# WHAT TO WORK ON:
Scan each line of the entries below for the word "label" and count the ones where it appears. The answer is that number alone.

═════ RAW DATA ═════

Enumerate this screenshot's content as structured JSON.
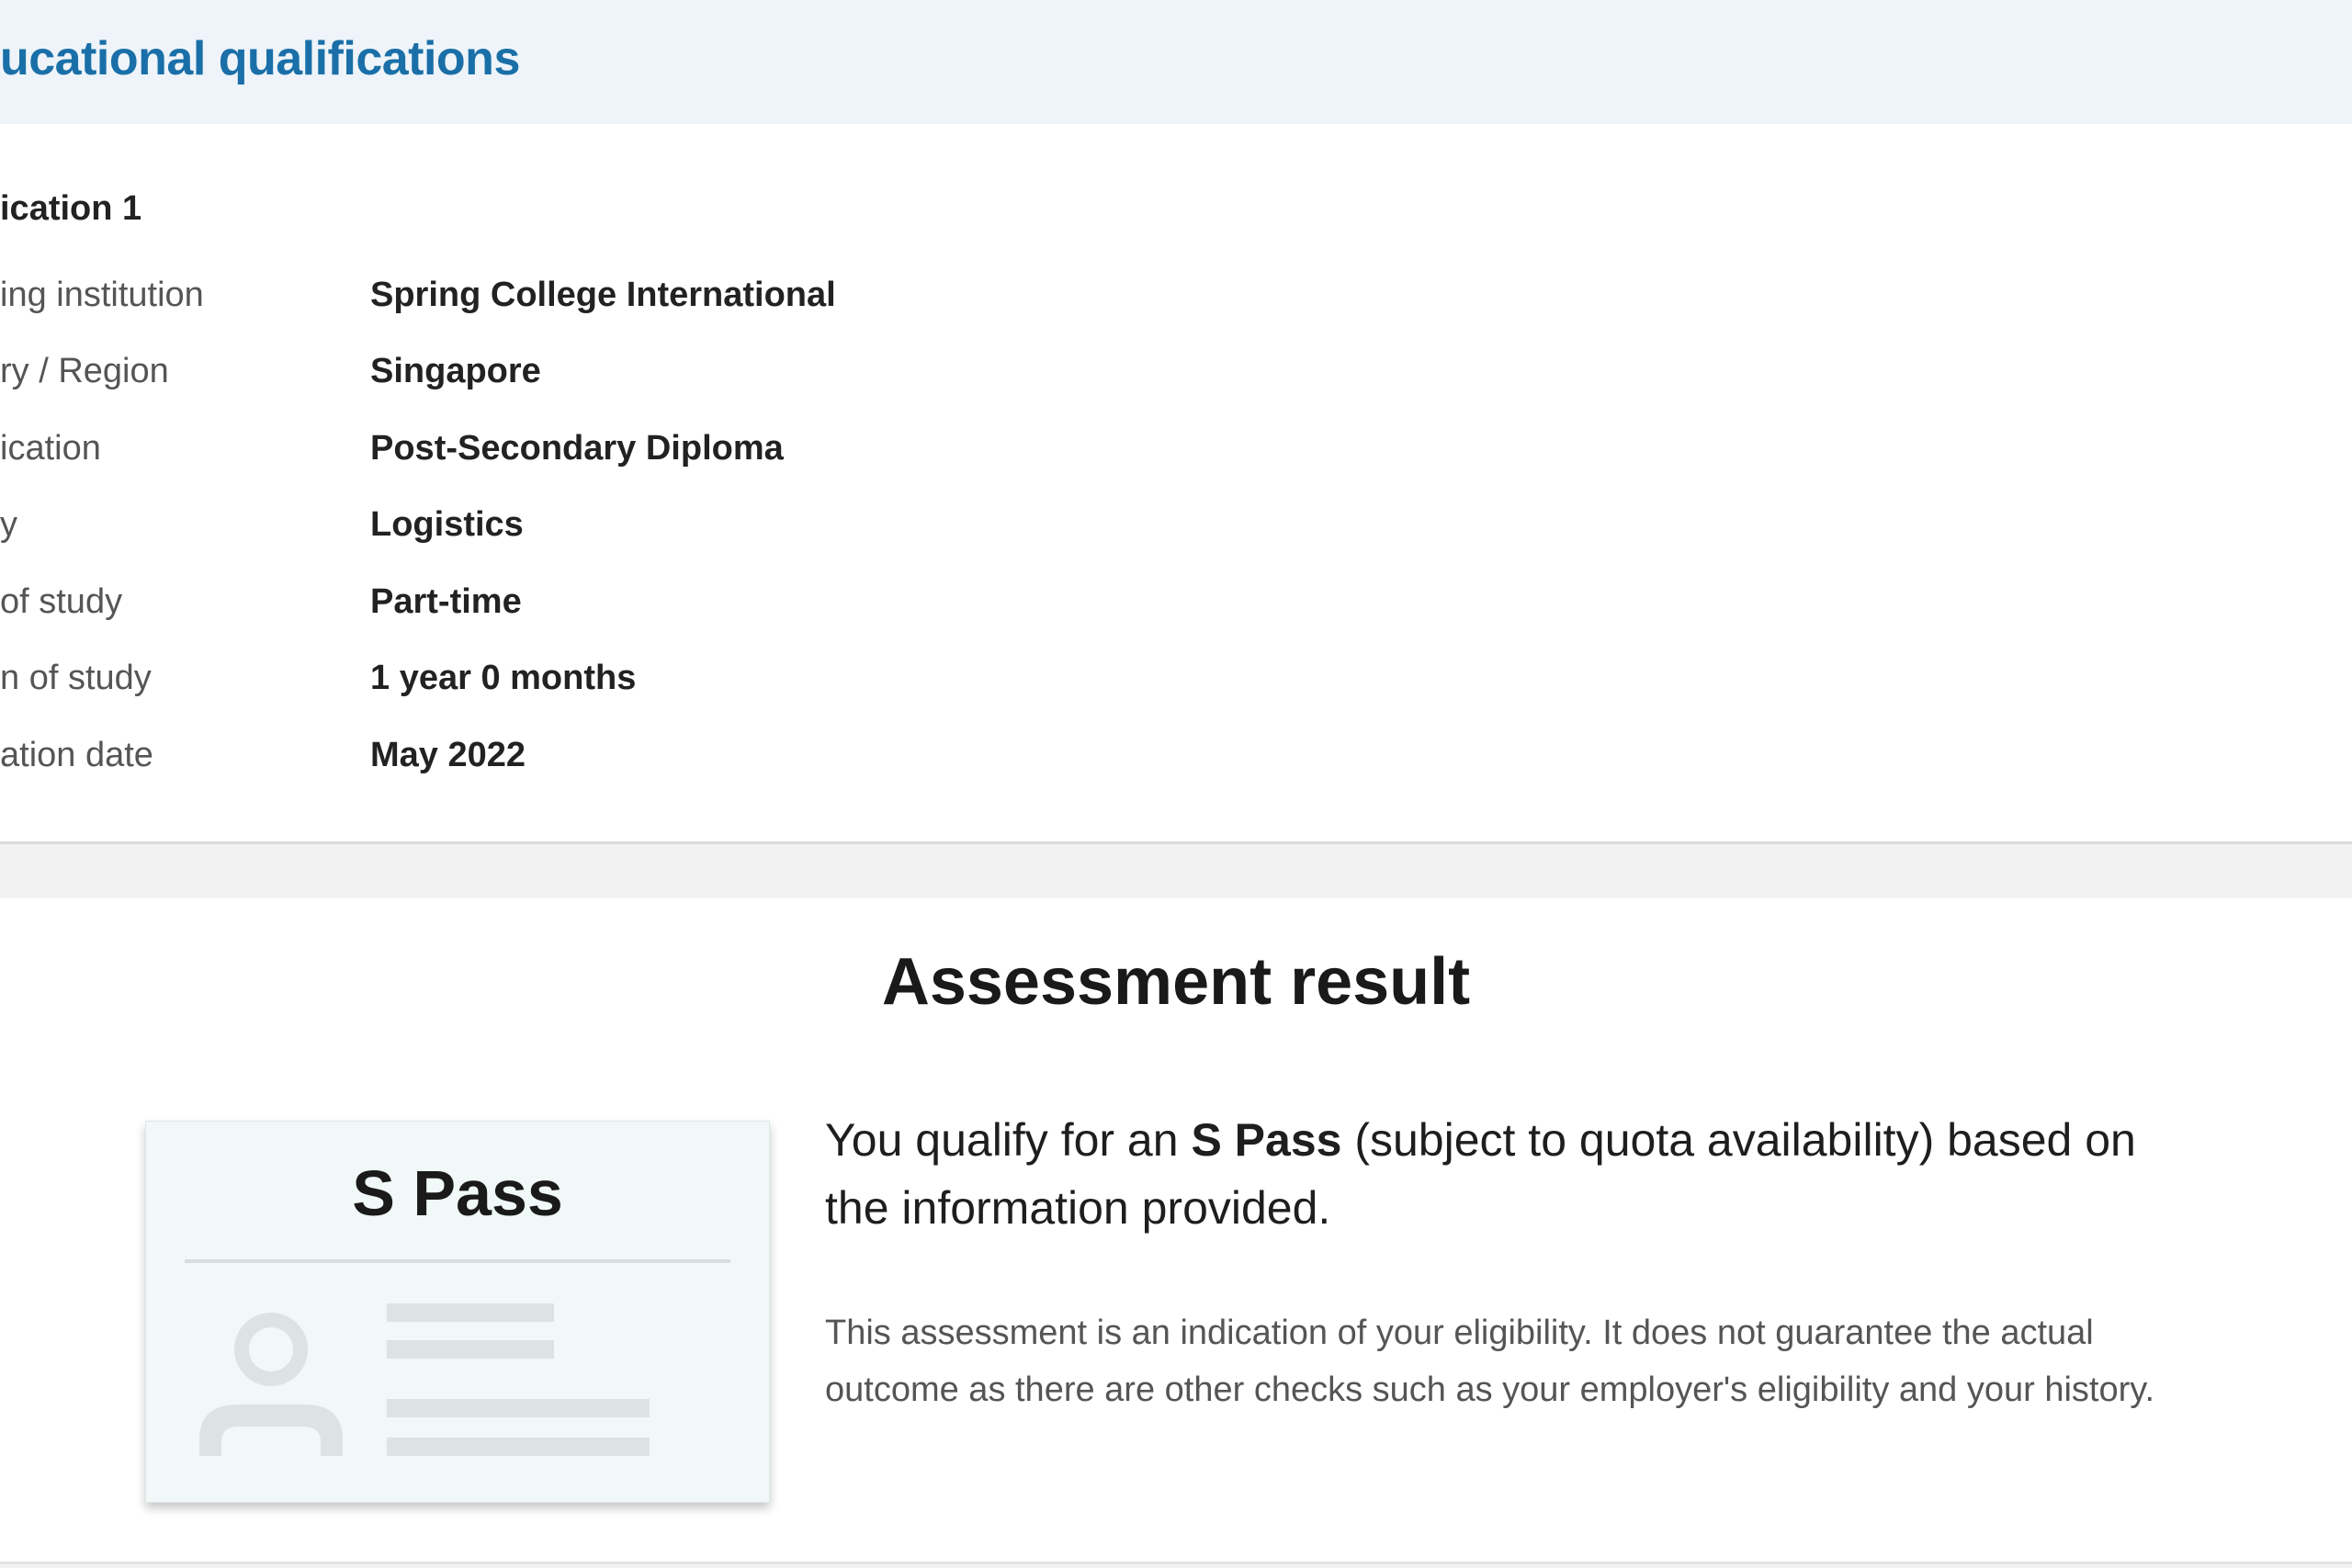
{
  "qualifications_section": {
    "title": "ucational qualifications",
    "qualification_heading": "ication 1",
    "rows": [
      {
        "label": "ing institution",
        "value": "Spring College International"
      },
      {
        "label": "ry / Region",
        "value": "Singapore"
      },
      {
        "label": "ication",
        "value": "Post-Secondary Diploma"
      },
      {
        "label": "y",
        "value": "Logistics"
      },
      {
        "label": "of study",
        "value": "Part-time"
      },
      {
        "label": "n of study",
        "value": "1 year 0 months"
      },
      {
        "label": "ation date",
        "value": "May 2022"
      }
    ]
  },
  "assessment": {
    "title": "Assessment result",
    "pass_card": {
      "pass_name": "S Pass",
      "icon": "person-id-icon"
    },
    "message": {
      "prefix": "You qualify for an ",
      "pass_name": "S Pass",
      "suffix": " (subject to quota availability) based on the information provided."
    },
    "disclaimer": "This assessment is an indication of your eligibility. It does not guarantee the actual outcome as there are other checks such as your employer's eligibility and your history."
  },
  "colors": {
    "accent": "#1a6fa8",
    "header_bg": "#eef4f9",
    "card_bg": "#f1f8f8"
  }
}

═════

# OUTPUT FOR THIS TASK:
7